When athletes achieve a high level of success there is a certain kinship that comes along with it and an automatic level of respect follows. Being able to long jump more than 24 feet has a way of bringing a couple of guys together.
That was the case with Mountain Pointe (Phoenix)
junior Travonn White and Olympic hopeful Will Claye when they met in November.
Claye is a Mountain Pointe graduate who left after his junior with the school record in the long jump to enroll at Oklahoma (before eventually winning a national title for Florida). White is a talented multi-sport athlete that lost his chance at a state title as a sophomore after being suspended because he was caught on campus doing something ill-advised and it cost him the end of the season.
"I've matured," he said. "I've learned a lot."
There has never been any question about White's athletic ability on the football field or track since he transferred from St. Mary's (Phoenix). As long as he got his head on straight, he could be a force, and that was evident recently at the Sun Angel Classic at Arizona State.
Not only did White break the school record in the long jump, surpassing Claye's effort of 24 feet and 3 inches, but he was also tearing it up in the sprints as well.
He finished third in the 100-meter dash in 10.92 seconds behind teammate and champion Ben Trotter (10.6), and finished eighth in the 200 in 22.34.
But it was in the long jump pit where he really soared, as White set the meet record at 24-10.5, and it was even sweeter by the fact that Claye was in attendance.
"That meant a lot to me," White said. "I've had some talks with him and we are pretty competitive with each other. It was cool doing it with Will there."
The mark is the best in the state and sets him up as the favorite once again as the state meet approaches on May 9, 11 and 12 at Mesa Community College.

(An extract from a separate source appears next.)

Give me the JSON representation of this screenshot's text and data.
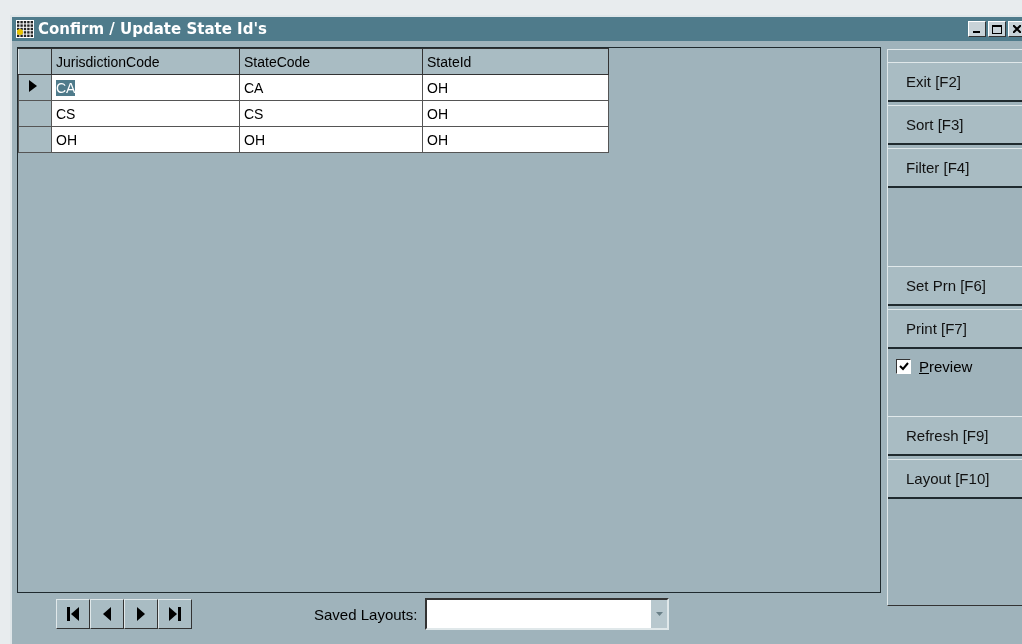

"I want to win state," White said at the Chandler Rotary. "I know I messed up last year. I let a lot of people down, including myself."
Pride sprint and horizontal jump coach Larry Todd said he sees a different kid than the one who was still finding his way at Mountain Pointe after coming from St. Mary's over Christmas break in 2010.
"He has matured greatly over the last year," Todd said. "He is an intense and very competitive kid. He understands what it takes to be able to compete at a high level. He knows now that it's just as important to be responsible on and off the track."
White, who is also one of the state's top triple jumpers, said it started to sink in after a few meetings with Claye. White had a chance to see firsthand how someone from Mountain Pointe can seemingly make all the right choices on the way to national titles in college and now be a favorite in the 2012 London Olympic Games this summer.
"I realized if I take care of things and make the right choices I can be just like him," White said. "If he can get there then so can I. It really opened my eyes."
The Pride coaching staff made the meeting happen to give White, and everyone else in the program, an idea of what can be achieved when focus, talent and luck converge in the right heart.
"It is huge for these kids to see a success story like that," Todd said. "Travonn got a chance to meet him in November and they had a chance to sit down and have a conversation. It is not only about being a great athlete but about what it takes to maintain and continue to improve in all matters of life.
"I think that really hit him with Travonn."
Jason P. Skoda, a former Arizona Republic and current Ahwatukee Foothill News staff writer, is a 15-year sports writing veteran. Contact him at email@example.com or 480-272-2449.